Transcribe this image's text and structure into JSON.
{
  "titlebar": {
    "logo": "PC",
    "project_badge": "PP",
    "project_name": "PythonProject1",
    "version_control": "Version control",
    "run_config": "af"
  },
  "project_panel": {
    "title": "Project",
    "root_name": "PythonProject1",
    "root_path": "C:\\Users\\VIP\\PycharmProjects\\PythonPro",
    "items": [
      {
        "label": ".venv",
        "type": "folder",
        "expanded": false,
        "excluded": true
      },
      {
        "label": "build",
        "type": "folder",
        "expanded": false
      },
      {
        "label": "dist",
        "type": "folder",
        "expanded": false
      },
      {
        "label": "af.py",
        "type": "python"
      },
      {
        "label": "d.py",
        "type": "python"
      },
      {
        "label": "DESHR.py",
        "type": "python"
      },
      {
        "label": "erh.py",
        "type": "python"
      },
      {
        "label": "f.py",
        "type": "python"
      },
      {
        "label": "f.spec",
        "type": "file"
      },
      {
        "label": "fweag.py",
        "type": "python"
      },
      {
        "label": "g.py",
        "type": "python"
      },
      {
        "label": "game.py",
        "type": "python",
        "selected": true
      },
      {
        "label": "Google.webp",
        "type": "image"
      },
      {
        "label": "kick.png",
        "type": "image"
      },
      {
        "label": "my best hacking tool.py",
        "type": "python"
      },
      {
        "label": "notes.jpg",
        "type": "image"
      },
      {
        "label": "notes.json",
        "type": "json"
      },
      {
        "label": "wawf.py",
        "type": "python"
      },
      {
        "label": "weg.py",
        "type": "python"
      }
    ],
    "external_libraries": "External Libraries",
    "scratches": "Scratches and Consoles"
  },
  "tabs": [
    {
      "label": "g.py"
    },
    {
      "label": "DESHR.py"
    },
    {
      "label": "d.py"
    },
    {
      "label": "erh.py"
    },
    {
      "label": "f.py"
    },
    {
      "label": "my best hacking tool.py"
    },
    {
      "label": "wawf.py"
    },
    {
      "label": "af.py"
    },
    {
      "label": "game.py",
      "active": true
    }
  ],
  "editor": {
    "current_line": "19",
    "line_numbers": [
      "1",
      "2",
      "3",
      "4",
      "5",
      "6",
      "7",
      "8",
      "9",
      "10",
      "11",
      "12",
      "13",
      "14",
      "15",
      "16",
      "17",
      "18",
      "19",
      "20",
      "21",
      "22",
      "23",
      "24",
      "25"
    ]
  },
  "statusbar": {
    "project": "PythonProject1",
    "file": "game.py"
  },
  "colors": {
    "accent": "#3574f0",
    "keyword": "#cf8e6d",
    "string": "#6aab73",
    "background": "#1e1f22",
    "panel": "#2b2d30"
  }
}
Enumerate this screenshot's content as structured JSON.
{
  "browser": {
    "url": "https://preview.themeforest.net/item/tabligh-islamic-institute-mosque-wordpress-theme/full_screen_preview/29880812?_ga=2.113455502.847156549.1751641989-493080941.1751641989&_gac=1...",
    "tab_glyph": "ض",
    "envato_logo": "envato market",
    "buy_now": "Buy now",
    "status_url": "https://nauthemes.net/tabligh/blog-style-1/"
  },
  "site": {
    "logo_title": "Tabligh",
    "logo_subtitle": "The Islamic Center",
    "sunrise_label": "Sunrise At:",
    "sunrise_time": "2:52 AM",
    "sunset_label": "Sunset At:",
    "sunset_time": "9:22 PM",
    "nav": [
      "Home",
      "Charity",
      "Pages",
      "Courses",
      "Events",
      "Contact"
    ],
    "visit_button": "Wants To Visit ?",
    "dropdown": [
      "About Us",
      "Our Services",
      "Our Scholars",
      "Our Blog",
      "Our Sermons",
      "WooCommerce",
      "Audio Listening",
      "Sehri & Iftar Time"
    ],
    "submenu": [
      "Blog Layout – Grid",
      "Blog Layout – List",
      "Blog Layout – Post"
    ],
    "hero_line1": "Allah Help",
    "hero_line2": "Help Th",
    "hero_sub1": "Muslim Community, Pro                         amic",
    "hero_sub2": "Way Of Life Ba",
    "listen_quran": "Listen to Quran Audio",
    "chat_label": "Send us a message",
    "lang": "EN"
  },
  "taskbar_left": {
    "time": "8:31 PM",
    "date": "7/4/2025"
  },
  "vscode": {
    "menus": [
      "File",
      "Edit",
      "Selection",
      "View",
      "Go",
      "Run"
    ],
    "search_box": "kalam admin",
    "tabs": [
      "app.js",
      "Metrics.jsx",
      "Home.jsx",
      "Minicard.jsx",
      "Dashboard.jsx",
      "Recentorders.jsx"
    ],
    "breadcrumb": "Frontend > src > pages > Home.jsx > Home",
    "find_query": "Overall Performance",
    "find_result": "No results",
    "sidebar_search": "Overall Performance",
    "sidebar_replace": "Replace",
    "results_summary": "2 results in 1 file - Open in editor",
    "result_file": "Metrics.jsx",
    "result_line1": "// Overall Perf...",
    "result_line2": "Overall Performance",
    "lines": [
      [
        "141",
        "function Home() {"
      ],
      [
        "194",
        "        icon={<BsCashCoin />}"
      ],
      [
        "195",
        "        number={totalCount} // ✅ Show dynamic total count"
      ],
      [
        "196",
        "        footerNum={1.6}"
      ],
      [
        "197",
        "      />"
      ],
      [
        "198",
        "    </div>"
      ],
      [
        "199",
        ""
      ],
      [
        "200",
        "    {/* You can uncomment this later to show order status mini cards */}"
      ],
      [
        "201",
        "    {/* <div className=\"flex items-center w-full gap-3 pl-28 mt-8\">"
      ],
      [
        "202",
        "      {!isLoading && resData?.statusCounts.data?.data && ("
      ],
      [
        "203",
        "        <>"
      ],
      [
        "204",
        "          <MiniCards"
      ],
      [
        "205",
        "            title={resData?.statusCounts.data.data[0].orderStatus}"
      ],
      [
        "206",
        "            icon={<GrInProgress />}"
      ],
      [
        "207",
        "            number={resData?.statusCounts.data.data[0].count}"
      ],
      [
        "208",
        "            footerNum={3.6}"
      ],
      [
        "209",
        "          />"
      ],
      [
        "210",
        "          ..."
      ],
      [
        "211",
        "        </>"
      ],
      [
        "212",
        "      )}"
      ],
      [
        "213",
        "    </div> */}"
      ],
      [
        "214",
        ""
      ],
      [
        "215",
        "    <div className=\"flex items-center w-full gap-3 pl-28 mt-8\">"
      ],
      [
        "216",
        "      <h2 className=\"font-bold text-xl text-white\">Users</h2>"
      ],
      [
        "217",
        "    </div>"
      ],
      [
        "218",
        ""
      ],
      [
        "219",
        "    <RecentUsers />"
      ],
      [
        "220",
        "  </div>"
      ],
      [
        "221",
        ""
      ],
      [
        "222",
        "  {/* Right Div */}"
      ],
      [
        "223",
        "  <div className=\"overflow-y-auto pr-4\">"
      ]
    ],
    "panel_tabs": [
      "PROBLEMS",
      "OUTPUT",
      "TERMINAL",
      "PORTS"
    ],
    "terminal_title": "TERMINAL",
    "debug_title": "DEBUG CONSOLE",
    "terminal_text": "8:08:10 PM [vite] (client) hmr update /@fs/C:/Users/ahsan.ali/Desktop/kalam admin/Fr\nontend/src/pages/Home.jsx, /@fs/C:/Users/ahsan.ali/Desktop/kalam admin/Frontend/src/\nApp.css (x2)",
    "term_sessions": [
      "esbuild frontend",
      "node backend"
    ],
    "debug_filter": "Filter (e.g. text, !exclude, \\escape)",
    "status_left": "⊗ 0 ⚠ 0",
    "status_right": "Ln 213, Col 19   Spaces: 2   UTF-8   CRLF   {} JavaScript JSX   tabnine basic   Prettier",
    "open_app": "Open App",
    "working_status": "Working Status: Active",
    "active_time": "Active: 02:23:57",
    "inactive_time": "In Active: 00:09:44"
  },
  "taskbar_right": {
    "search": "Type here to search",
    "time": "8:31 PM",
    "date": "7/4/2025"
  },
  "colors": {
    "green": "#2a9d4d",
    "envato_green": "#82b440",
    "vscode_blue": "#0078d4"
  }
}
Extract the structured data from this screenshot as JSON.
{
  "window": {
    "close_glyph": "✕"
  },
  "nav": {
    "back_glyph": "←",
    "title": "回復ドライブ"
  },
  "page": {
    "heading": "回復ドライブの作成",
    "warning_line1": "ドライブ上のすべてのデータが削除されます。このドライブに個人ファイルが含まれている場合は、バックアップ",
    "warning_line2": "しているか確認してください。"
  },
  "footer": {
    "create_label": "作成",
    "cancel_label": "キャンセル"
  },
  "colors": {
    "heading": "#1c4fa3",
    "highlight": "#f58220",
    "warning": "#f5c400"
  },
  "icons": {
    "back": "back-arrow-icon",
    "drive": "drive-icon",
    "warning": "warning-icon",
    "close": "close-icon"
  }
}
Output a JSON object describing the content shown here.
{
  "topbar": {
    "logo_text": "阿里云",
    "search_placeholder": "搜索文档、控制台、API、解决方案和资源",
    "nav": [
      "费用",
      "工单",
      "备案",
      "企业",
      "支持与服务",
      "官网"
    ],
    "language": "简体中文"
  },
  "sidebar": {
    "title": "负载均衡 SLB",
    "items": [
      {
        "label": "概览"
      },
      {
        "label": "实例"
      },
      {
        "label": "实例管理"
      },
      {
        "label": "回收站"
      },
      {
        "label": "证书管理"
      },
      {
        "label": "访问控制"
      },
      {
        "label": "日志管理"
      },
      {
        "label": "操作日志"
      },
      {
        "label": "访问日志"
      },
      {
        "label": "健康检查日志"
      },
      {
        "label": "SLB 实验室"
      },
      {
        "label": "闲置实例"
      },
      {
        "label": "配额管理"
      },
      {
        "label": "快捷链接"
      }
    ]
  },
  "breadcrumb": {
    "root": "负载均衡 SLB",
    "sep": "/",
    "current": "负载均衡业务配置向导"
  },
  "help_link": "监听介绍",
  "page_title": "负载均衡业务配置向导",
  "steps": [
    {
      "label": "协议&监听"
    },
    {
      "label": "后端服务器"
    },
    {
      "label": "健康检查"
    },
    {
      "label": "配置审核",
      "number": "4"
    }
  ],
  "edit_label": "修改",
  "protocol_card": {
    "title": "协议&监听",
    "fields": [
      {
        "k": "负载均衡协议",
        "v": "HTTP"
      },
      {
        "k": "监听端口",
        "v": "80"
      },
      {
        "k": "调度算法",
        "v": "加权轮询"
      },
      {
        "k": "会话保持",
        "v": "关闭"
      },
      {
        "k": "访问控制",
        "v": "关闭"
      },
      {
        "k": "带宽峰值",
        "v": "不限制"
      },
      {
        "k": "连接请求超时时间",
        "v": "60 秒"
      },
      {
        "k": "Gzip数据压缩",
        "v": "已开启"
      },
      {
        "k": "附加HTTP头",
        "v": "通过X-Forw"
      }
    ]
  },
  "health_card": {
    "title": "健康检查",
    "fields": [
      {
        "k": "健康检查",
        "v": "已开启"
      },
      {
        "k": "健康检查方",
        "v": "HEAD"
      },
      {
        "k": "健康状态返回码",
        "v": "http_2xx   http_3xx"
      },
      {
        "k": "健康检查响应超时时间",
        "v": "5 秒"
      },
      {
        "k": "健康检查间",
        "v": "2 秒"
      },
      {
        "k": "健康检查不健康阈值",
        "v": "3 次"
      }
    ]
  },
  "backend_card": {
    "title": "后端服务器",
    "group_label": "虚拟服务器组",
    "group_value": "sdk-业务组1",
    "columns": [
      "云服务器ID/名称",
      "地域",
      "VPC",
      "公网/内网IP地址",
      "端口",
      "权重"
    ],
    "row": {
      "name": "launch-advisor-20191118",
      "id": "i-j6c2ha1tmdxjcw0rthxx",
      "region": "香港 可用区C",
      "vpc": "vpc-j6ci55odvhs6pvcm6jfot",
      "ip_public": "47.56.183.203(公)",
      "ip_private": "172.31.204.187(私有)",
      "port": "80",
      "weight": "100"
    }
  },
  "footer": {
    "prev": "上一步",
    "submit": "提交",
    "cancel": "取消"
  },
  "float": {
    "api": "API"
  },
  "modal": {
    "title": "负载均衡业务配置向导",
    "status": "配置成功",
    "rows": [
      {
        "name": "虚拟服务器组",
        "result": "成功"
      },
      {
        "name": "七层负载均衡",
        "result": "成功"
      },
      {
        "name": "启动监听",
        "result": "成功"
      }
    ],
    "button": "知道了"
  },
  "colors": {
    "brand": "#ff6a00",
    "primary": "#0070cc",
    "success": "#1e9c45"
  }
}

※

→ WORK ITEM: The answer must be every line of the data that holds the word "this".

→ FINISHED TASK:
Transcribe this image's text and structure into JSON.
Enumerate this screenshot's content as structured JSON.
        "    {/* You can uncomment this later to show order status mini cards */}"
Extract the structured data from this screenshot as JSON.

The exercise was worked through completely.